“Try to understand us,” Archbishop Nona pleads. “Your liberal and democratic principles are worth nothing here.” Indeed, we can even argue that these principles paralyze us and make us blind to the reality of persecution by and in Islamic spheres. “You must reconsider our reality in the Middle East because you are welcoming in your countries an ever growing number of Muslims.” We think these immigrants are coming to find jobs or to escape violence. But in fact many are coming with missionary purposes, to convert in one way or another everyone to Islam. The Christians of Mosul were given the standard Muslim choice—conversion or death. Some managed to flee. The Islamic State means business.
“Also you are in danger. You must take strong and courageous decisions even at the cost of contradicting your principles.” We wonder: What is the man saying? “Contradict our principles?” Are these principles not what make us free? The Archbishop sees them as the avenues by which the Islam that is now destroying his diocese and city will destroy European and American cities. We find this preposterous. Hence, we will not consider that the Archbishop may well be right. This is just some religious aberration in some far-off place.
We are largely utopians who think that things are as we want them to be. We are not realists like a man becomes who sees his people killed and the physical buildings of his people either destroyed or taken over. Is the archbishop wrong to universalize his experience? Is this not just a passing local affair? “You think all men are equal, but that is not true. Islam does not say that all men are equal. Your values are not their values. If you do not understand this soon enough, you will become the victims of the enemy you have welcomed in your homes.”
The Muslims who immigrate into Europe or America often do not assimilate. They soon form their own enclaves wherein they can practice their own religion under their own law. This phenomenon is what the Archbishop was pointing to. The clash of values is a momentous one, but it is a clash of values, a completely different understanding of what man, God, and the world are about.
The Archbishop’s message to us is a warning. But it will not be believed. He seems to be aware of this. His witness is disturbing enough because it brings to our attention the plight of his people. But it is even more disturbing as an understanding of our culture and values from the outside. It is not that Islam is unintelligible. Rather, it is unintelligible if we persist on seeing it through our principles that are not universally accepted when we assume they are. “Try to understand” this fact. Such is the last message from Mosul’s Christian martyrs.

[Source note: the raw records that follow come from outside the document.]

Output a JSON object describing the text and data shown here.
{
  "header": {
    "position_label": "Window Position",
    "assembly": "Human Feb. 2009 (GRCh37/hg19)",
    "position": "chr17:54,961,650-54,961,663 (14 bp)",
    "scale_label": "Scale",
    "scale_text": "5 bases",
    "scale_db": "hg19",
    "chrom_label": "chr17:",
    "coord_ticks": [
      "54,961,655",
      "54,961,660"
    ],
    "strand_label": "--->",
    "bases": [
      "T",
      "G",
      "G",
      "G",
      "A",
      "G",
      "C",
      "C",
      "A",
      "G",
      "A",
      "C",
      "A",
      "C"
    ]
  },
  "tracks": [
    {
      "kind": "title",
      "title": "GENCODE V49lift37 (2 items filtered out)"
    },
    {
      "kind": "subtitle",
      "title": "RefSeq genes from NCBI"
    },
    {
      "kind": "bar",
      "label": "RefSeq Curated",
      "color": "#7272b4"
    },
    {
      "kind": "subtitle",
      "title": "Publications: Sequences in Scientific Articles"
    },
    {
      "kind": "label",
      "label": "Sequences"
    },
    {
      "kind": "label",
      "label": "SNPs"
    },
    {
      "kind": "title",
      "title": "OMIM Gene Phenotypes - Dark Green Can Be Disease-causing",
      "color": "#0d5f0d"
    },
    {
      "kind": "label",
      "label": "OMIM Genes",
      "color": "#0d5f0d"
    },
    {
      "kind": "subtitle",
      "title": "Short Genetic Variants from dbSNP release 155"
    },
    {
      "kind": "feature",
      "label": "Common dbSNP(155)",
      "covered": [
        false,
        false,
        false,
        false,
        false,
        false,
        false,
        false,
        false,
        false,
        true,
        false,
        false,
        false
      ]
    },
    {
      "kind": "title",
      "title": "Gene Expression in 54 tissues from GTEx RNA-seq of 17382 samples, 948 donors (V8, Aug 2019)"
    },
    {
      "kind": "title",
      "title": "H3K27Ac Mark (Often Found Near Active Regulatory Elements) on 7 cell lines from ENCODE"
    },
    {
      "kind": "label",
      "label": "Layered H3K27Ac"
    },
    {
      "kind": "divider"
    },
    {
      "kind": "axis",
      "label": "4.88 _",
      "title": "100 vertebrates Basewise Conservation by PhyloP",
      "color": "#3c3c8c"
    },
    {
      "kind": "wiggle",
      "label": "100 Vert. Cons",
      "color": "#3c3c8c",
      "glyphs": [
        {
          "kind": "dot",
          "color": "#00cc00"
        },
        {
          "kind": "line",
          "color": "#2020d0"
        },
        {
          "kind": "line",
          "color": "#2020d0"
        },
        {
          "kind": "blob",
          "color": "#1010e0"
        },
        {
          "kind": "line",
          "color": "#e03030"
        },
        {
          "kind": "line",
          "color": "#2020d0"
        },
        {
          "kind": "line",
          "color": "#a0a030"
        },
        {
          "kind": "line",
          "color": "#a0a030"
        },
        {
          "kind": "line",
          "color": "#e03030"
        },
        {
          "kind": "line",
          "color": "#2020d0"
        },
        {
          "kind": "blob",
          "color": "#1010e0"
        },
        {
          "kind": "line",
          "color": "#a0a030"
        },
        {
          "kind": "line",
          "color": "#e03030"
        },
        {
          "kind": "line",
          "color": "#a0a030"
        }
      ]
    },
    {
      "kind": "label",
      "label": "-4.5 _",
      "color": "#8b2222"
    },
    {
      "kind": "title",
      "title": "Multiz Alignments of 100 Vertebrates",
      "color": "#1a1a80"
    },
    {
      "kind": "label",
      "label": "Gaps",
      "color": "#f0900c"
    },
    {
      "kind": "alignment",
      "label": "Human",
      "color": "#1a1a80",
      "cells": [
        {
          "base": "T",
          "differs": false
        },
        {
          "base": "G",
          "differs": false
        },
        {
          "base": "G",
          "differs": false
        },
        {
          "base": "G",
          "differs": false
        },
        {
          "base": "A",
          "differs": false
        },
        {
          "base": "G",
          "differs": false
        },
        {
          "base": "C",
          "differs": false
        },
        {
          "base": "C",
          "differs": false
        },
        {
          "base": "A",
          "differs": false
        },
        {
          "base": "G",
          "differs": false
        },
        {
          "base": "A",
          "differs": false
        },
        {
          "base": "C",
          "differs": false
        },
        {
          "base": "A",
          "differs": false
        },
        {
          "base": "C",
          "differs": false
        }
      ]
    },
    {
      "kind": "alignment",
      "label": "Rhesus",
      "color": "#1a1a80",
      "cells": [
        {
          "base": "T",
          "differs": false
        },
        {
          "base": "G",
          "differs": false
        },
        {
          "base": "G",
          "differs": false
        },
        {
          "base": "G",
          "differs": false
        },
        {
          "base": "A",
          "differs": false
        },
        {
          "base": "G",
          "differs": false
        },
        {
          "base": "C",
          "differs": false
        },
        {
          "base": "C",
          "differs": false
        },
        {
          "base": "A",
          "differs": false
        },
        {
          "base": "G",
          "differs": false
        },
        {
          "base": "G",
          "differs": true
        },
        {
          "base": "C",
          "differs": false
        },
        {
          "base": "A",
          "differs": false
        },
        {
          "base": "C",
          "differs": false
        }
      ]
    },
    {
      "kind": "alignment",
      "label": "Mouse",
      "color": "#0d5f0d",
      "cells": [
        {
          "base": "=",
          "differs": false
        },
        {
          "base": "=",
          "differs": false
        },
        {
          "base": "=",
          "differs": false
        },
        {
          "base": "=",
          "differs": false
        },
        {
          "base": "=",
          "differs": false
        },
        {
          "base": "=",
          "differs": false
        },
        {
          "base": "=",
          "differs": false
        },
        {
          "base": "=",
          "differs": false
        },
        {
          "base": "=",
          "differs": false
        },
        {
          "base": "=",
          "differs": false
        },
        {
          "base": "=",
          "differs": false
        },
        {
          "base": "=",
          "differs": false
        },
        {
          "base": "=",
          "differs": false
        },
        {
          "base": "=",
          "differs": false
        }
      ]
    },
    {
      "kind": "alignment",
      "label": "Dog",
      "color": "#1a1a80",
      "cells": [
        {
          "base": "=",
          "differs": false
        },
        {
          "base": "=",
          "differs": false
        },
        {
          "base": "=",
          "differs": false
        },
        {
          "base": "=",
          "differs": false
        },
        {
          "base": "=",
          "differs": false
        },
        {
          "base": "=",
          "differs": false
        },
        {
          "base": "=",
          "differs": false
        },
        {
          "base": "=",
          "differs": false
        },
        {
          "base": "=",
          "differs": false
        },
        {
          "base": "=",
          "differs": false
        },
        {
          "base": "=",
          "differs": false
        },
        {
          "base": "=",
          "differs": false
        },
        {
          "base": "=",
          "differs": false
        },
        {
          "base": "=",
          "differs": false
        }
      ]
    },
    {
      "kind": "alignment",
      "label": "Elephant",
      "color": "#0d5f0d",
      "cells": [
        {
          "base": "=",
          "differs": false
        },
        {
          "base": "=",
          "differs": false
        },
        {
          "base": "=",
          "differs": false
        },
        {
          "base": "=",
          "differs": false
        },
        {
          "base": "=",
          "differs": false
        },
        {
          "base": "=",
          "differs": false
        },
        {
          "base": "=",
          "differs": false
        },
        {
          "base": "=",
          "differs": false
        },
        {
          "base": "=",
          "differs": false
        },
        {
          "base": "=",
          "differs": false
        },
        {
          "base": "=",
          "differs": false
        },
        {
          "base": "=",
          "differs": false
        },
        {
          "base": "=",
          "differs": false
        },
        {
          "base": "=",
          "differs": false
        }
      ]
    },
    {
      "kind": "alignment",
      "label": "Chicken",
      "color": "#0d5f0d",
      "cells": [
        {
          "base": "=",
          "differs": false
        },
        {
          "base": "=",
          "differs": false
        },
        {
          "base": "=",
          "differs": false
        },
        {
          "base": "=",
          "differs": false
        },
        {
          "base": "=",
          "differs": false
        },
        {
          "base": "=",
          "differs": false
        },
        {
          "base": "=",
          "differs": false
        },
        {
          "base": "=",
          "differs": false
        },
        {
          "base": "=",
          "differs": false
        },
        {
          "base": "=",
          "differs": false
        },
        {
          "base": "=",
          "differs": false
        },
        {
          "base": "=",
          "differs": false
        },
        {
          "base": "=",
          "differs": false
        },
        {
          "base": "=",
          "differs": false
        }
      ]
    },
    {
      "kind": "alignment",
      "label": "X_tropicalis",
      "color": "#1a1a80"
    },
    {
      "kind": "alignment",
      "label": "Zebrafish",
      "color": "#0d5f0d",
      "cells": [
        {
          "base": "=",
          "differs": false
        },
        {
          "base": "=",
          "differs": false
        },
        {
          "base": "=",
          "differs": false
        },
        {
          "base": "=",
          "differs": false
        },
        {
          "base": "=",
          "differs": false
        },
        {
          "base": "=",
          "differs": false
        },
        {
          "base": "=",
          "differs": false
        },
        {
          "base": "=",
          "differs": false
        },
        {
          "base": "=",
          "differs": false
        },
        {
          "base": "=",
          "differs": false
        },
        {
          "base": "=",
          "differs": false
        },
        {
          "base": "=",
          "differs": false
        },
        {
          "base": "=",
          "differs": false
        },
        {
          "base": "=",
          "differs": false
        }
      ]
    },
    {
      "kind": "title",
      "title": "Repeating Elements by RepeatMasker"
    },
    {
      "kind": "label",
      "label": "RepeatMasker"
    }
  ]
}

James V. Schall, S.J., who served as a professor at Georgetown University for thirty-five years, is one of the most prolific Catholic writers in America. His most recent books are The Mind That Is Catholic and The Modern Age.